- What to work on
The listing that follows should be reproduced exactly, line for line.

[Start of section]

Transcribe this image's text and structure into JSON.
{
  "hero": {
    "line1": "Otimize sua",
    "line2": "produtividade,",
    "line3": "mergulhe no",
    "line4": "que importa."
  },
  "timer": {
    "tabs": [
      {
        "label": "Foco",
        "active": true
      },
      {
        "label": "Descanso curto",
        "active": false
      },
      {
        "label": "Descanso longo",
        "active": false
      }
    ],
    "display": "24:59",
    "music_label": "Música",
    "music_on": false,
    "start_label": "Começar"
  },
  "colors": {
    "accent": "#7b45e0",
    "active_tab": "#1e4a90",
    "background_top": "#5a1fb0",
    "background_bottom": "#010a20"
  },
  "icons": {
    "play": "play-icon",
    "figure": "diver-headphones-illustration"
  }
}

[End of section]

- Answer to this problem
Transcribe this image's text and structure into JSON.
{
  "hero": {
    "line1": "Otimize sua",
    "line2": "produtividade,",
    "line3": "mergulhe no",
    "line4": "que importa."
  },
  "timer": {
    "tabs": [
      {
        "label": "Foco",
        "active": true
      },
      {
        "label": "Descanso curto",
        "active": false
      },
      {
        "label": "Descanso longo",
        "active": false
      }
    ],
    "display": "24:59",
    "music_label": "Música",
    "music_on": false,
    "start_label": "Começar"
  },
  "colors": {
    "accent": "#7b45e0",
    "active_tab": "#1e4a90",
    "background_top": "#5a1fb0",
    "background_bottom": "#010a20"
  },
  "icons": {
    "play": "play-icon",
    "figure": "diver-headphones-illustration"
  }
}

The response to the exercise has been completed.